Segment Start: Exercise data

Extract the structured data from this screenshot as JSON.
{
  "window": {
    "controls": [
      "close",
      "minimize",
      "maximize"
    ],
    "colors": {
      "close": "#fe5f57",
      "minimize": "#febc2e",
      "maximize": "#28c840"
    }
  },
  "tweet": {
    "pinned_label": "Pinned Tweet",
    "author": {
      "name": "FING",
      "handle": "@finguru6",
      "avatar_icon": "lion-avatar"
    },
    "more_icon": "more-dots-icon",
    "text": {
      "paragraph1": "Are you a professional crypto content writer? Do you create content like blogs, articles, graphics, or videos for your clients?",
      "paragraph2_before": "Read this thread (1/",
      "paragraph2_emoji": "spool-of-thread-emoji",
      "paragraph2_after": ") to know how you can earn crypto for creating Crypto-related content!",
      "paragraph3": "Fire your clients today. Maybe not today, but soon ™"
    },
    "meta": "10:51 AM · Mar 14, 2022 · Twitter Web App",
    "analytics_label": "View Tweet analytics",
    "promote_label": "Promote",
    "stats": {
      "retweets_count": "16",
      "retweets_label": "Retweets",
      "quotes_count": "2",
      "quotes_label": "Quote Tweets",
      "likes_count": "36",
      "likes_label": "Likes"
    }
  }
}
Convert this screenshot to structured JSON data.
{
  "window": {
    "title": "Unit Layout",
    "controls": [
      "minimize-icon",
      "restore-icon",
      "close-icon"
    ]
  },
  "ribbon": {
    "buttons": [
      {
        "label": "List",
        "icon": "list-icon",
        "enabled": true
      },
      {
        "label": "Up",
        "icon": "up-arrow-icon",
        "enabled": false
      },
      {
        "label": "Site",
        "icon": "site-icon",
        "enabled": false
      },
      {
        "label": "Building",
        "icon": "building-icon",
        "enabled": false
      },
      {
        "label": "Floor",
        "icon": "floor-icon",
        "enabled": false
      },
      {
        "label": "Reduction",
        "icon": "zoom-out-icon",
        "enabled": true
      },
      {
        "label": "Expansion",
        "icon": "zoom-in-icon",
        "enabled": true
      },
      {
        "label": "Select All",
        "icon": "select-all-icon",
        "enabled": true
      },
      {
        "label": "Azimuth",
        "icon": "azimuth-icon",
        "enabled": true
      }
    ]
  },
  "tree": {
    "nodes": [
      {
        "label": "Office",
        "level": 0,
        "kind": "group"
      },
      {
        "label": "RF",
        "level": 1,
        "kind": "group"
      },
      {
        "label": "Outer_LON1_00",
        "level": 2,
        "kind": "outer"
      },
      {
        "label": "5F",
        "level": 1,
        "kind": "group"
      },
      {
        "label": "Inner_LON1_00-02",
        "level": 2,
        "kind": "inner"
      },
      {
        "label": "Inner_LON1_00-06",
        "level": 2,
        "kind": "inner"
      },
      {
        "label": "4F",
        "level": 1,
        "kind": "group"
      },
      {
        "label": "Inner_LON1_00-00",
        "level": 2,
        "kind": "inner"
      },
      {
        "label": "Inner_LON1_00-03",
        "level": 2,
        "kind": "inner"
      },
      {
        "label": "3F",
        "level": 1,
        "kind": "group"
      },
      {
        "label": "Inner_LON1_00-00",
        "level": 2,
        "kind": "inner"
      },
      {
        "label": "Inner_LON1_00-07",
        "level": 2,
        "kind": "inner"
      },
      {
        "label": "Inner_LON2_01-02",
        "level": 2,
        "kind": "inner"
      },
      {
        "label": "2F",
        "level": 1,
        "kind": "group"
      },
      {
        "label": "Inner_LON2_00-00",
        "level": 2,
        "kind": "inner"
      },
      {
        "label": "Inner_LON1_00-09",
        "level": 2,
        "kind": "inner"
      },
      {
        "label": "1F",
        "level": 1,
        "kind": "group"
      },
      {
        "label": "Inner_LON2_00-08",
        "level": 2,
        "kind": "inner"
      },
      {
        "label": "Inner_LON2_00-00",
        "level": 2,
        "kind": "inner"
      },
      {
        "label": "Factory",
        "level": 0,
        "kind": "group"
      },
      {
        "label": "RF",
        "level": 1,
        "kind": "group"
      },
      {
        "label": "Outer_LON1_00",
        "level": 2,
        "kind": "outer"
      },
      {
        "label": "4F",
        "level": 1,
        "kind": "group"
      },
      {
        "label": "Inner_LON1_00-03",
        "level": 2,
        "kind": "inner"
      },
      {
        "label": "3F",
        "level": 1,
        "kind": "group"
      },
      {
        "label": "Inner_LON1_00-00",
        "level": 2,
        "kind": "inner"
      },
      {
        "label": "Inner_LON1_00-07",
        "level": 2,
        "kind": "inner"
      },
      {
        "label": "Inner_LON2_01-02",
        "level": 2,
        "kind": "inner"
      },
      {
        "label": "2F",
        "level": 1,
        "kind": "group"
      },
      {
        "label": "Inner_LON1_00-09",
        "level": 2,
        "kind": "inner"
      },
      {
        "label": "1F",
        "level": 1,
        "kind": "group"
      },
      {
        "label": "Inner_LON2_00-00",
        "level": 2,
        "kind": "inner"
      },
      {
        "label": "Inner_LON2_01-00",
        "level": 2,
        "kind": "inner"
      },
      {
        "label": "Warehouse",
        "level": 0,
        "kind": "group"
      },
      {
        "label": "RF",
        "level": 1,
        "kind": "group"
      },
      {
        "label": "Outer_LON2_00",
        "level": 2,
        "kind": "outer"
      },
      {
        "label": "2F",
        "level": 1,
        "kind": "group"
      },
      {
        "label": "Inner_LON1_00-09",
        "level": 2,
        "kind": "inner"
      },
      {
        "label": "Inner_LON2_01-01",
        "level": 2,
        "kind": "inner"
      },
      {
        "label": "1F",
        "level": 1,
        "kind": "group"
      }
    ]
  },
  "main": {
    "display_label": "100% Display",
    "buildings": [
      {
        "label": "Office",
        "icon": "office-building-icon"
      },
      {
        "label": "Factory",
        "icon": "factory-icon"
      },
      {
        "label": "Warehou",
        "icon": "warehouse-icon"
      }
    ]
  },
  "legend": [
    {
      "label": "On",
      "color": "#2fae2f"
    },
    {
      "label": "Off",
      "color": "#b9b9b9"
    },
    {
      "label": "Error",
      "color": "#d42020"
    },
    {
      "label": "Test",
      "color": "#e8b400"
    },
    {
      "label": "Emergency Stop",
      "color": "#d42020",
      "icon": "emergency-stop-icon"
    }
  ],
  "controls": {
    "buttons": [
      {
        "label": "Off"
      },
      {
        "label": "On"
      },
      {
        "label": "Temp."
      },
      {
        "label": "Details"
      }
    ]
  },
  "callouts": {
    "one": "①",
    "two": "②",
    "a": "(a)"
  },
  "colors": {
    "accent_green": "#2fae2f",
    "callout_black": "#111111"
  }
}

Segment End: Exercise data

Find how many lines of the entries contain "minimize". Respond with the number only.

3